THE TASK →
Report the tally of lines featuring the word "platform" in the entries below, without anything else.
---------------
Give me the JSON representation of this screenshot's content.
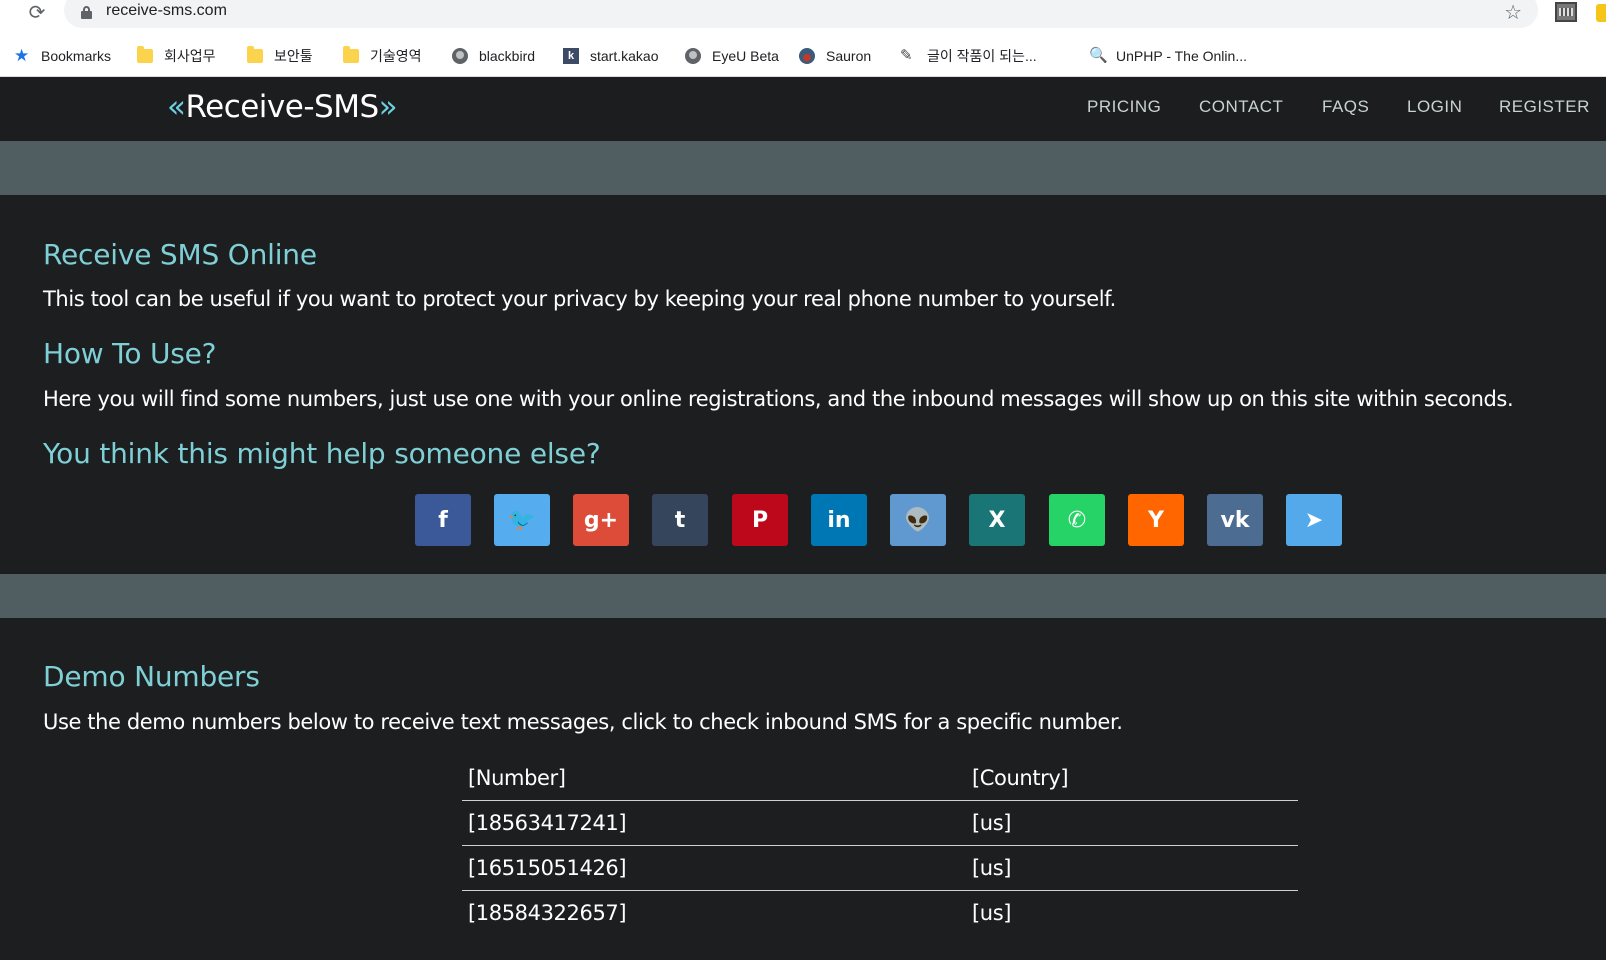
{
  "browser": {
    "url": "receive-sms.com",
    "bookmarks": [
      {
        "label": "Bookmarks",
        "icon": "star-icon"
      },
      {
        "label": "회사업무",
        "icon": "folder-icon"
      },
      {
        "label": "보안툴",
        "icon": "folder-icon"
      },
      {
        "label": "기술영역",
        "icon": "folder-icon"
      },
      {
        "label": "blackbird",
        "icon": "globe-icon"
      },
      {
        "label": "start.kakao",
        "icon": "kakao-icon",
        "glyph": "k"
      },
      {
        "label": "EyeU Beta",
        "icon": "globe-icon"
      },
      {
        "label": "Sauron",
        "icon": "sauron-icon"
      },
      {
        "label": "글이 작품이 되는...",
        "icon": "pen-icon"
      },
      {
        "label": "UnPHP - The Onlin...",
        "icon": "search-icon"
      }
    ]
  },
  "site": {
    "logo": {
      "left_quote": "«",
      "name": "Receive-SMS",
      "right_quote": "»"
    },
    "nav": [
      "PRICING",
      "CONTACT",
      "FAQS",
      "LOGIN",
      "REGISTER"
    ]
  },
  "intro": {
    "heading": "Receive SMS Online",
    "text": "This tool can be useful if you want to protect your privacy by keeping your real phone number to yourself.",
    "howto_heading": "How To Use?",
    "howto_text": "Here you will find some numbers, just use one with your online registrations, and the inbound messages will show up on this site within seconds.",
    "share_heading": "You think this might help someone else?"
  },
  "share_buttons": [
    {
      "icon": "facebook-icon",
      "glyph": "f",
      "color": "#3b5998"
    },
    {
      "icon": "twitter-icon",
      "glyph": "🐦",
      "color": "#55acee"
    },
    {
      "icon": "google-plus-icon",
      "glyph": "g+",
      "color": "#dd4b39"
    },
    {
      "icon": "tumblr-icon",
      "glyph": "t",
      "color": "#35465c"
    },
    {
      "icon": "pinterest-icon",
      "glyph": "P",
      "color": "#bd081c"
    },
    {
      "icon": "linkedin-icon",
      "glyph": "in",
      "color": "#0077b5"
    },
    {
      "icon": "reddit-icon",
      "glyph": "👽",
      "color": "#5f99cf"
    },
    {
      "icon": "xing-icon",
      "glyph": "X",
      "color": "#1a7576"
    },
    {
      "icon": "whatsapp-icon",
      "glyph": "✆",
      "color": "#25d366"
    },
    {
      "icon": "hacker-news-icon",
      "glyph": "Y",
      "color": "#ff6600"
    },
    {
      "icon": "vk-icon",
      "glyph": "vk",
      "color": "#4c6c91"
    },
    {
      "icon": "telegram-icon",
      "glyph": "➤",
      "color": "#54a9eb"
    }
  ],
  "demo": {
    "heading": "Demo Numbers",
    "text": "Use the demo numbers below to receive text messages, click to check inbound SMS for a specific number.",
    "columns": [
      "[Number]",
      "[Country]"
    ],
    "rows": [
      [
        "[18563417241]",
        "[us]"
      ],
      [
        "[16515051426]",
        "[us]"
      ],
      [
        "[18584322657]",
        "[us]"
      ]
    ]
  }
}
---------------
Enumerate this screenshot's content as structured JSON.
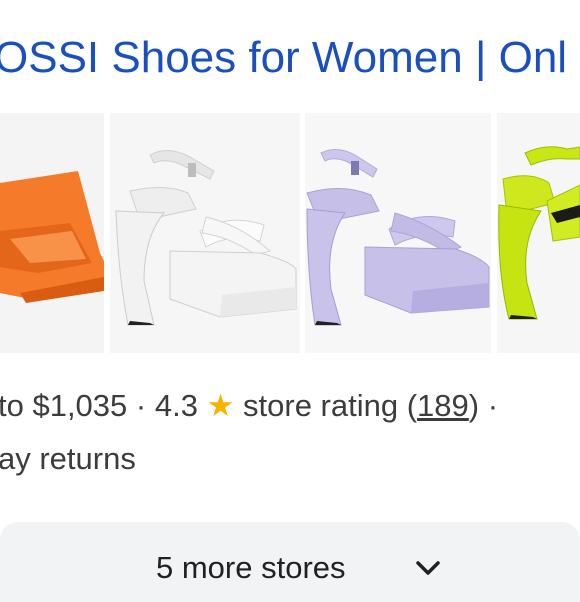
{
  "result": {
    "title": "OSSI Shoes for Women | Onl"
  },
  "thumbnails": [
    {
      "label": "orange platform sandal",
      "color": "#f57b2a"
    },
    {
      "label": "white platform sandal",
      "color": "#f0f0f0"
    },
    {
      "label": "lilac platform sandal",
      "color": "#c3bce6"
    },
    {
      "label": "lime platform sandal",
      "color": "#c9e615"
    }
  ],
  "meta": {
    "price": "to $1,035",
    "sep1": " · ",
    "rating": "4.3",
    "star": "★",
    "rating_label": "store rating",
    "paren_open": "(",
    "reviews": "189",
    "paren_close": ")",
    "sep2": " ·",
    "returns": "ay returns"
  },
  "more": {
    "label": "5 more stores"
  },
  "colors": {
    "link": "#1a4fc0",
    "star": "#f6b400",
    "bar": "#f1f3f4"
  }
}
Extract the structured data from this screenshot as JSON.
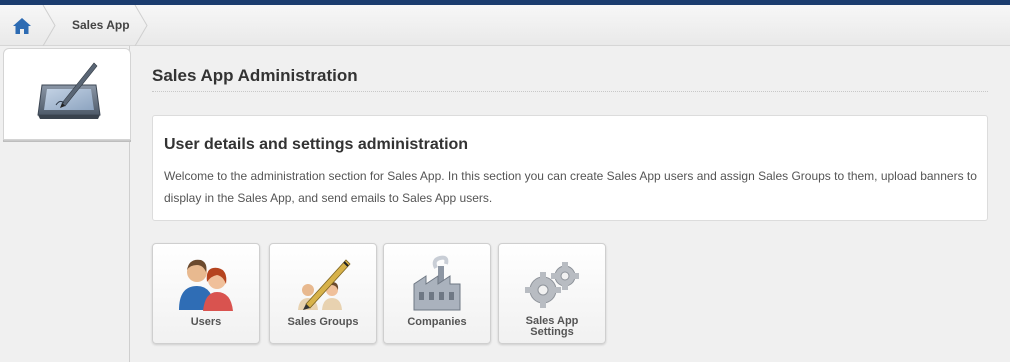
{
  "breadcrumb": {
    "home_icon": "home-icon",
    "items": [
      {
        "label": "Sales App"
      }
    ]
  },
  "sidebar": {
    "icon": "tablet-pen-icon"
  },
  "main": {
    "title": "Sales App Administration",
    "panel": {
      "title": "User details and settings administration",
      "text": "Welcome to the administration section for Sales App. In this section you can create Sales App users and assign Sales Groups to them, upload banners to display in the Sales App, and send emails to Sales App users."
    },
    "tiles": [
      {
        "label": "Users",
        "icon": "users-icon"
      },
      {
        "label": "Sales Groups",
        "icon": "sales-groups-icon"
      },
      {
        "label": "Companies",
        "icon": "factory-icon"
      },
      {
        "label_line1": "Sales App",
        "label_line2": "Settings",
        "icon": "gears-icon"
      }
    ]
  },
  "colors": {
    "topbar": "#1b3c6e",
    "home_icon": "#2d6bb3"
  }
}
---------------
SOLUTION TO THIS TASK →
4